-- WHAT IS REQUIRED --
The records that follow must be repeated exactly, except for their pictures.

[Element data from apps and pages]
━━━━━━━━━━━━━━━━━━━━
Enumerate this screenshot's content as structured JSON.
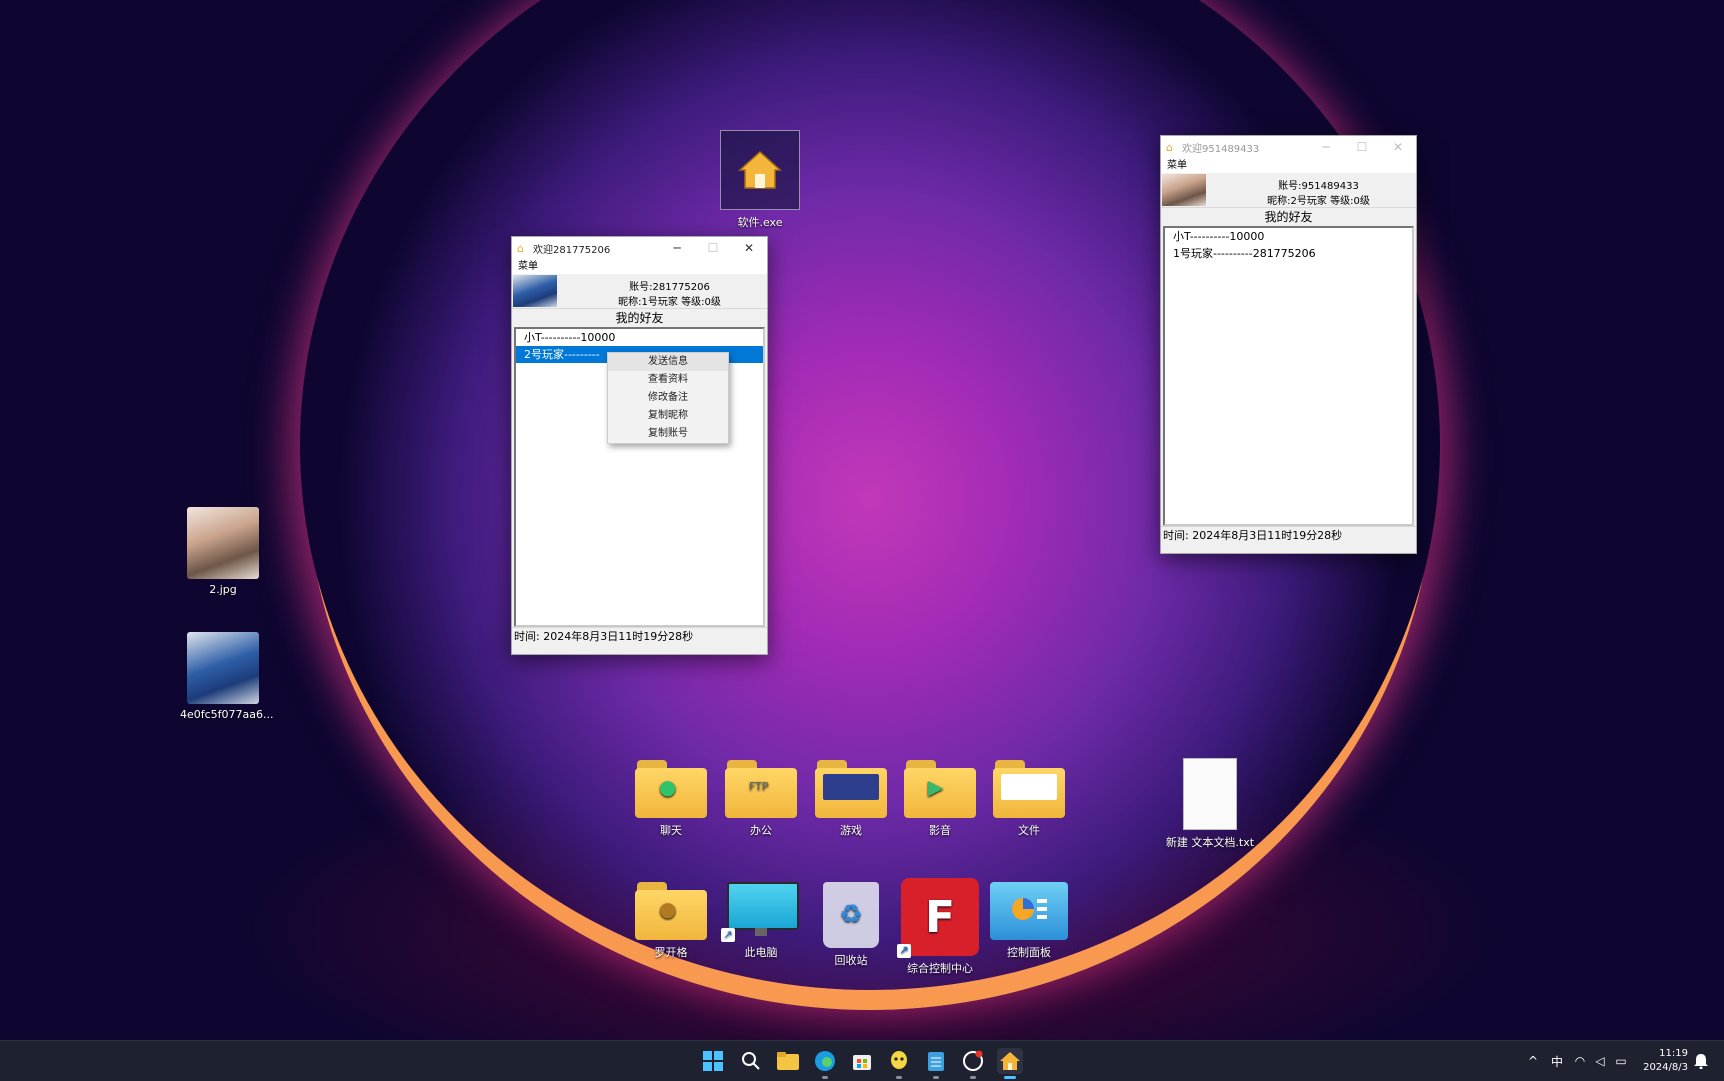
{
  "desktop": {
    "icons": {
      "software": "软件.exe",
      "photo1": "2.jpg",
      "photo2": "4e0fc5f077aa6...",
      "chat": "聊天",
      "office": "办公",
      "games": "游戏",
      "media": "影音",
      "files": "文件",
      "textdoc": "新建 文本文档.txt",
      "user": "罗开格",
      "thispc": "此电脑",
      "recycle": "回收站",
      "control_center": "综合控制中心",
      "control_panel": "控制面板"
    }
  },
  "window1": {
    "title": "欢迎281775206",
    "menu": "菜单",
    "account": "账号:281775206",
    "nickname_level": "昵称:1号玩家    等级:0级",
    "friends_title": "我的好友",
    "friends": [
      "小T----------10000",
      "2号玩家---------"
    ],
    "status": "时间: 2024年8月3日11时19分28秒",
    "context_menu": [
      "发送信息",
      "查看资料",
      "修改备注",
      "复制昵称",
      "复制账号"
    ]
  },
  "window2": {
    "title": "欢迎951489433",
    "menu": "菜单",
    "account": "账号:951489433",
    "nickname_level": "昵称:2号玩家    等级:0级",
    "friends_title": "我的好友",
    "friends": [
      "小T----------10000",
      "1号玩家----------281775206"
    ],
    "status": "时间: 2024年8月3日11时19分28秒"
  },
  "taskbar": {
    "ime": "中",
    "time": "11:19",
    "date": "2024/8/3"
  },
  "colors": {
    "selection": "#0078d7",
    "desktop_bg": "#0e0630",
    "taskbar_bg": "#1e2130"
  }
}
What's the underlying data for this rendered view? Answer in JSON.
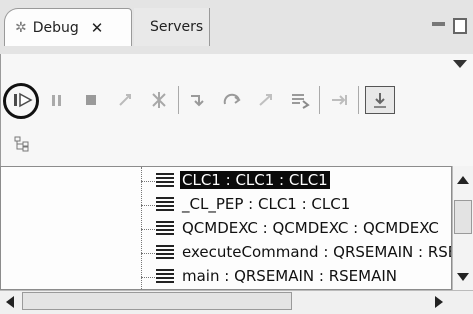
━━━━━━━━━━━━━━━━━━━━
-- FINISHED TASK --
Enumerate this screenshot's content as structured JSON.
{
  "desktop": {
    "icons": {
      "software": "软件.exe",
      "photo1": "2.jpg",
      "photo2": "4e0fc5f077aa6...",
      "chat": "聊天",
      "office": "办公",
      "games": "游戏",
      "media": "影音",
      "files": "文件",
      "textdoc": "新建 文本文档.txt",
      "user": "罗开格",
      "thispc": "此电脑",
      "recycle": "回收站",
      "control_center": "综合控制中心",
      "control_panel": "控制面板"
    }
  },
  "window1": {
    "title": "欢迎281775206",
    "menu": "菜单",
    "account": "账号:281775206",
    "nickname_level": "昵称:1号玩家    等级:0级",
    "friends_title": "我的好友",
    "friends": [
      "小T----------10000",
      "2号玩家---------"
    ],
    "status": "时间: 2024年8月3日11时19分28秒",
    "context_menu": [
      "发送信息",
      "查看资料",
      "修改备注",
      "复制昵称",
      "复制账号"
    ]
  },
  "window2": {
    "title": "欢迎951489433",
    "menu": "菜单",
    "account": "账号:951489433",
    "nickname_level": "昵称:2号玩家    等级:0级",
    "friends_title": "我的好友",
    "friends": [
      "小T----------10000",
      "1号玩家----------281775206"
    ],
    "status": "时间: 2024年8月3日11时19分28秒"
  },
  "taskbar": {
    "ime": "中",
    "time": "11:19",
    "date": "2024/8/3"
  },
  "colors": {
    "selection": "#0078d7",
    "desktop_bg": "#0e0630",
    "taskbar_bg": "#1e2130"
  }
}
What's the underlying data for this rendered view? Answer in JSON.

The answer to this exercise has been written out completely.